DATA FOR ANALYSIS:
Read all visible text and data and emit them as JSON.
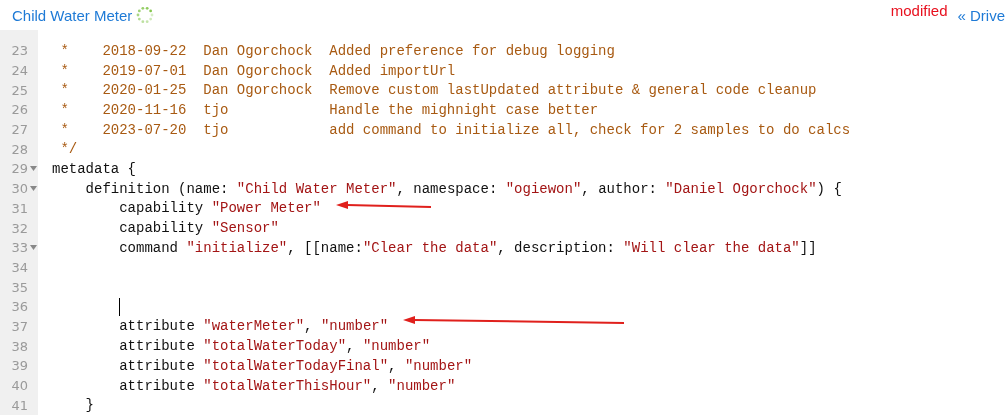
{
  "header": {
    "title": "Child Water Meter",
    "status": "modified",
    "back_link": "« Drive"
  },
  "editor": {
    "lines": [
      {
        "number": "23",
        "foldable": false,
        "cursor": false,
        "tokens": [
          {
            "kind": "comment",
            "text": " *    2018-09-22  Dan Ogorchock  Added preference for debug logging"
          }
        ]
      },
      {
        "number": "24",
        "foldable": false,
        "cursor": false,
        "tokens": [
          {
            "kind": "comment",
            "text": " *    2019-07-01  Dan Ogorchock  Added importUrl"
          }
        ]
      },
      {
        "number": "25",
        "foldable": false,
        "cursor": false,
        "tokens": [
          {
            "kind": "comment",
            "text": " *    2020-01-25  Dan Ogorchock  Remove custom lastUpdated attribute & general code cleanup"
          }
        ]
      },
      {
        "number": "26",
        "foldable": false,
        "cursor": false,
        "tokens": [
          {
            "kind": "comment",
            "text": " *    2020-11-16  tjo            Handle the mighnight case better"
          }
        ]
      },
      {
        "number": "27",
        "foldable": false,
        "cursor": false,
        "tokens": [
          {
            "kind": "comment",
            "text": " *    2023-07-20  tjo            add command to initialize all, check for 2 samples to do calcs"
          }
        ]
      },
      {
        "number": "28",
        "foldable": false,
        "cursor": false,
        "tokens": [
          {
            "kind": "comment",
            "text": " */"
          }
        ]
      },
      {
        "number": "29",
        "foldable": true,
        "cursor": false,
        "tokens": [
          {
            "kind": "plain",
            "text": "metadata {"
          }
        ]
      },
      {
        "number": "30",
        "foldable": true,
        "cursor": false,
        "tokens": [
          {
            "kind": "plain",
            "text": "    definition (name: "
          },
          {
            "kind": "string",
            "text": "\"Child Water Meter\""
          },
          {
            "kind": "plain",
            "text": ", namespace: "
          },
          {
            "kind": "string",
            "text": "\"ogiewon\""
          },
          {
            "kind": "plain",
            "text": ", author: "
          },
          {
            "kind": "string",
            "text": "\"Daniel Ogorchock\""
          },
          {
            "kind": "plain",
            "text": ") {"
          }
        ]
      },
      {
        "number": "31",
        "foldable": false,
        "cursor": false,
        "tokens": [
          {
            "kind": "plain",
            "text": "        capability "
          },
          {
            "kind": "string",
            "text": "\"Power Meter\""
          }
        ]
      },
      {
        "number": "32",
        "foldable": false,
        "cursor": false,
        "tokens": [
          {
            "kind": "plain",
            "text": "        capability "
          },
          {
            "kind": "string",
            "text": "\"Sensor\""
          }
        ]
      },
      {
        "number": "33",
        "foldable": true,
        "cursor": false,
        "tokens": [
          {
            "kind": "plain",
            "text": "        command "
          },
          {
            "kind": "string",
            "text": "\"initialize\""
          },
          {
            "kind": "plain",
            "text": ", [[name:"
          },
          {
            "kind": "string",
            "text": "\"Clear the data\""
          },
          {
            "kind": "plain",
            "text": ", description: "
          },
          {
            "kind": "string",
            "text": "\"Will clear the data\""
          },
          {
            "kind": "plain",
            "text": "]]"
          }
        ]
      },
      {
        "number": "34",
        "foldable": false,
        "cursor": false
      },
      {
        "number": "35",
        "foldable": false,
        "cursor": false
      },
      {
        "number": "36",
        "foldable": false,
        "cursor": true
      },
      {
        "number": "37",
        "foldable": false,
        "cursor": false,
        "tokens": [
          {
            "kind": "plain",
            "text": "        attribute "
          },
          {
            "kind": "string",
            "text": "\"waterMeter\""
          },
          {
            "kind": "plain",
            "text": ", "
          },
          {
            "kind": "string",
            "text": "\"number\""
          }
        ]
      },
      {
        "number": "38",
        "foldable": false,
        "cursor": false,
        "tokens": [
          {
            "kind": "plain",
            "text": "        attribute "
          },
          {
            "kind": "string",
            "text": "\"totalWaterToday\""
          },
          {
            "kind": "plain",
            "text": ", "
          },
          {
            "kind": "string",
            "text": "\"number\""
          }
        ]
      },
      {
        "number": "39",
        "foldable": false,
        "cursor": false,
        "tokens": [
          {
            "kind": "plain",
            "text": "        attribute "
          },
          {
            "kind": "string",
            "text": "\"totalWaterTodayFinal\""
          },
          {
            "kind": "plain",
            "text": ", "
          },
          {
            "kind": "string",
            "text": "\"number\""
          }
        ]
      },
      {
        "number": "40",
        "foldable": false,
        "cursor": false,
        "tokens": [
          {
            "kind": "plain",
            "text": "        attribute "
          },
          {
            "kind": "string",
            "text": "\"totalWaterThisHour\""
          },
          {
            "kind": "plain",
            "text": ", "
          },
          {
            "kind": "string",
            "text": "\"number\""
          }
        ]
      },
      {
        "number": "41",
        "foldable": false,
        "cursor": false,
        "tokens": [
          {
            "kind": "plain",
            "text": "    }"
          }
        ]
      }
    ]
  }
}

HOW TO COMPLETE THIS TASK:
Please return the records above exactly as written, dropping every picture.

FINAL ANSWER:
Read all visible text and data and emit them as JSON.
{
  "header": {
    "title": "Child Water Meter",
    "status": "modified",
    "back_link": "« Drive"
  },
  "editor": {
    "lines": [
      {
        "number": "23",
        "foldable": false,
        "cursor": false,
        "tokens": [
          {
            "kind": "comment",
            "text": " *    2018-09-22  Dan Ogorchock  Added preference for debug logging"
          }
        ]
      },
      {
        "number": "24",
        "foldable": false,
        "cursor": false,
        "tokens": [
          {
            "kind": "comment",
            "text": " *    2019-07-01  Dan Ogorchock  Added importUrl"
          }
        ]
      },
      {
        "number": "25",
        "foldable": false,
        "cursor": false,
        "tokens": [
          {
            "kind": "comment",
            "text": " *    2020-01-25  Dan Ogorchock  Remove custom lastUpdated attribute & general code cleanup"
          }
        ]
      },
      {
        "number": "26",
        "foldable": false,
        "cursor": false,
        "tokens": [
          {
            "kind": "comment",
            "text": " *    2020-11-16  tjo            Handle the mighnight case better"
          }
        ]
      },
      {
        "number": "27",
        "foldable": false,
        "cursor": false,
        "tokens": [
          {
            "kind": "comment",
            "text": " *    2023-07-20  tjo            add command to initialize all, check for 2 samples to do calcs"
          }
        ]
      },
      {
        "number": "28",
        "foldable": false,
        "cursor": false,
        "tokens": [
          {
            "kind": "comment",
            "text": " */"
          }
        ]
      },
      {
        "number": "29",
        "foldable": true,
        "cursor": false,
        "tokens": [
          {
            "kind": "plain",
            "text": "metadata {"
          }
        ]
      },
      {
        "number": "30",
        "foldable": true,
        "cursor": false,
        "tokens": [
          {
            "kind": "plain",
            "text": "    definition (name: "
          },
          {
            "kind": "string",
            "text": "\"Child Water Meter\""
          },
          {
            "kind": "plain",
            "text": ", namespace: "
          },
          {
            "kind": "string",
            "text": "\"ogiewon\""
          },
          {
            "kind": "plain",
            "text": ", author: "
          },
          {
            "kind": "string",
            "text": "\"Daniel Ogorchock\""
          },
          {
            "kind": "plain",
            "text": ") {"
          }
        ]
      },
      {
        "number": "31",
        "foldable": false,
        "cursor": false,
        "tokens": [
          {
            "kind": "plain",
            "text": "        capability "
          },
          {
            "kind": "string",
            "text": "\"Power Meter\""
          }
        ]
      },
      {
        "number": "32",
        "foldable": false,
        "cursor": false,
        "tokens": [
          {
            "kind": "plain",
            "text": "        capability "
          },
          {
            "kind": "string",
            "text": "\"Sensor\""
          }
        ]
      },
      {
        "number": "33",
        "foldable": true,
        "cursor": false,
        "tokens": [
          {
            "kind": "plain",
            "text": "        command "
          },
          {
            "kind": "string",
            "text": "\"initialize\""
          },
          {
            "kind": "plain",
            "text": ", [[name:"
          },
          {
            "kind": "string",
            "text": "\"Clear the data\""
          },
          {
            "kind": "plain",
            "text": ", description: "
          },
          {
            "kind": "string",
            "text": "\"Will clear the data\""
          },
          {
            "kind": "plain",
            "text": "]]"
          }
        ]
      },
      {
        "number": "34",
        "foldable": false,
        "cursor": false
      },
      {
        "number": "35",
        "foldable": false,
        "cursor": false
      },
      {
        "number": "36",
        "foldable": false,
        "cursor": true
      },
      {
        "number": "37",
        "foldable": false,
        "cursor": false,
        "tokens": [
          {
            "kind": "plain",
            "text": "        attribute "
          },
          {
            "kind": "string",
            "text": "\"waterMeter\""
          },
          {
            "kind": "plain",
            "text": ", "
          },
          {
            "kind": "string",
            "text": "\"number\""
          }
        ]
      },
      {
        "number": "38",
        "foldable": false,
        "cursor": false,
        "tokens": [
          {
            "kind": "plain",
            "text": "        attribute "
          },
          {
            "kind": "string",
            "text": "\"totalWaterToday\""
          },
          {
            "kind": "plain",
            "text": ", "
          },
          {
            "kind": "string",
            "text": "\"number\""
          }
        ]
      },
      {
        "number": "39",
        "foldable": false,
        "cursor": false,
        "tokens": [
          {
            "kind": "plain",
            "text": "        attribute "
          },
          {
            "kind": "string",
            "text": "\"totalWaterTodayFinal\""
          },
          {
            "kind": "plain",
            "text": ", "
          },
          {
            "kind": "string",
            "text": "\"number\""
          }
        ]
      },
      {
        "number": "40",
        "foldable": false,
        "cursor": false,
        "tokens": [
          {
            "kind": "plain",
            "text": "        attribute "
          },
          {
            "kind": "string",
            "text": "\"totalWaterThisHour\""
          },
          {
            "kind": "plain",
            "text": ", "
          },
          {
            "kind": "string",
            "text": "\"number\""
          }
        ]
      },
      {
        "number": "41",
        "foldable": false,
        "cursor": false,
        "tokens": [
          {
            "kind": "plain",
            "text": "    }"
          }
        ]
      }
    ]
  }
}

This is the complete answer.